We've reached the time in the growing season when the majority of our vegetables have been harvested. The only vegetables remaining in the garden are the hardiest, which actually improve in taste after a few frosts. Examples include Brussels sprouts, kale and broccoli; continue to harvest them through Thanksgiving.… 0

October 16, 2012
nature 101

On the hunt for 'shrooms with an expert mycologist

Want to go hunting for wild mushrooms to eat? Here is some good advice: Have adequate knowledge to correctly identify edible mushrooms, or go mushrooming with someone who does. In early September, I went on a mushroom foray sponsored by the Osher Lifelong Learning Institute of Concord with our guide, Reta MacGregor,… 0

October 9, 2012
Nature 101

That lugubrious loon call? It's just Paul Basham

Seven pairs of loons disappeared from Squam Lake between autumn of 2004 and the spring of 2005. This decline from 16 to nine pairs of loons represents a 44 percent decrease in the Squam Lake's loon population, a drop not seen on any other New Hampshire Lake.In August, with naturalist Tiffany Grade as our guide,… 0

October 2, 2012
nature 101

Do bobcats mate with housecats?
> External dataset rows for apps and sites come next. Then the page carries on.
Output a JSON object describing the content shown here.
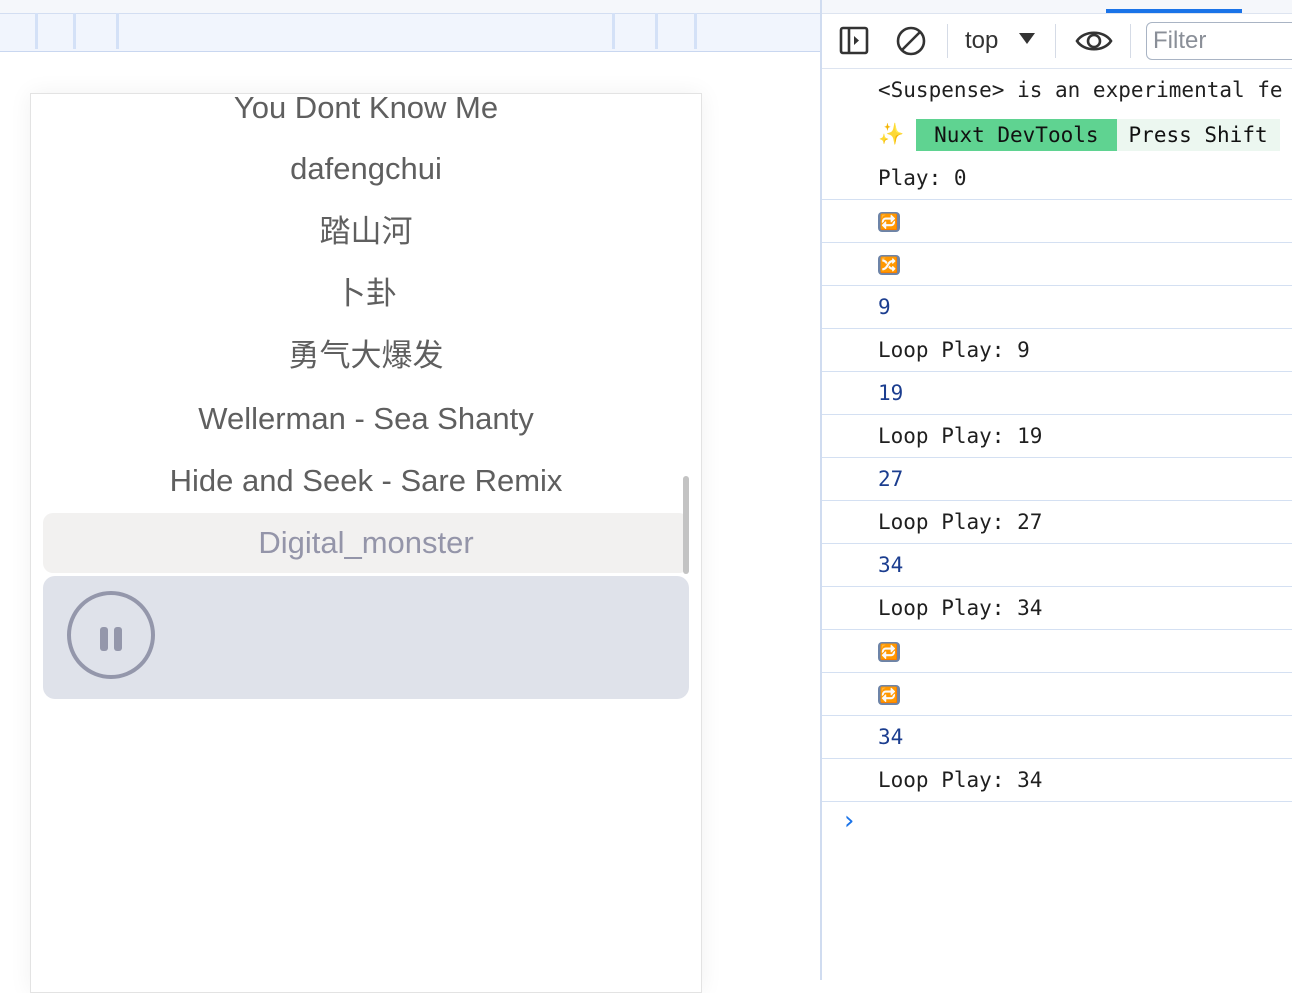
{
  "playlist": {
    "songs": [
      "You Dont Know Me",
      "dafengchui",
      "踏山河",
      "卜卦",
      "勇气大爆发",
      "Wellerman - Sea Shanty",
      "Hide and Seek - Sare Remix"
    ],
    "active_song": "Digital_monster"
  },
  "player": {
    "state": "playing",
    "control_icon": "pause-icon"
  },
  "devtools": {
    "toolbar": {
      "context": "top",
      "filter_placeholder": "Filter"
    },
    "console": {
      "suspense_warning": "<Suspense> is an experimental fe",
      "nuxt_badge": "Nuxt DevTools",
      "nuxt_hint": "Press Shift",
      "logs": [
        {
          "type": "text",
          "text": "Play: 0"
        },
        {
          "type": "emoji",
          "text": "🔁"
        },
        {
          "type": "emoji",
          "text": "🔀"
        },
        {
          "type": "number",
          "text": "9"
        },
        {
          "type": "text",
          "text": "Loop Play: 9"
        },
        {
          "type": "number",
          "text": "19"
        },
        {
          "type": "text",
          "text": "Loop Play: 19"
        },
        {
          "type": "number",
          "text": "27"
        },
        {
          "type": "text",
          "text": "Loop Play: 27"
        },
        {
          "type": "number",
          "text": "34"
        },
        {
          "type": "text",
          "text": "Loop Play: 34"
        },
        {
          "type": "emoji",
          "text": "🔁"
        },
        {
          "type": "emoji",
          "text": "🔁"
        },
        {
          "type": "number",
          "text": "34"
        },
        {
          "type": "text",
          "text": "Loop Play: 34"
        }
      ],
      "prompt": "›"
    }
  }
}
Paul must know

"Can a wild bobcat mate with a domestic house cat?" she asked, her face reflecting the earnest inquisitiveness of her voice. I was volunteering at the Little Nature Museum in Contoocook when a woman came in with that question."Why do you ask?" I responded. "Well," she said, "in our… 0

September 25, 2012
Nature 101

Paul hears the robin's sweet, immortal melody

With its familiar brick-red breast, the American robin is one of our most recognizable songbirds, and is no doubt the first bird a child learns to identify. A native of North America, it is called the American robin because it was named after the similar European robin.Now that the days are getting shorter, our… 0

September 18, 2012

Goldenrod and the golden rule of nature

Goldenrod wildflowers take center stage in late summer and early autumn after many other flowers have folded for the season. Their profusion of golden color in open fields and along roadsides gives a radiant charm to autumn landscapes. The goldenrod is the state flower for Kentucky and Nebraska.The goldenrod's… 0

September 11, 2012
Nature 101

Paul's headed to the untamed wilderness of the Jersey Shore

In mid-October, my wife and I will be moving to a retirement community in Marlton, N.J., which is in the south-central part of the Garden State. During the past four and a half years, it has been a privilege and a delight for me to share with you my Nature 101 stories. I enjoyed working with a succession… 0

September 4, 2012
Nature 101

Onomatopoeia: the written word's gateway to the natural world

Poets love to use onomatopoeia, which are words that phonetically imitate the sounds they are describing. Some examples are words used to depict animal sounds such as woof, bray, hiss, moo, honk and meow.The names of birds like cuckoo, whooping crane, whip-poor-will and chickadee are based on their calls.… 0

August 28, 2012
Nature 101

A cardinal battles against an imaginary opponent

My wife and I watched quite a bird battle from the window of our house one recent day. A female cardinal squabbled and scratched at her perceived opponent for half an hour. Her foe? Simply her reflection in the side mirror of our parked car.I described the cardinal's behavior to Rebecca Suomala, who for 24 years… 0

August 21, 2012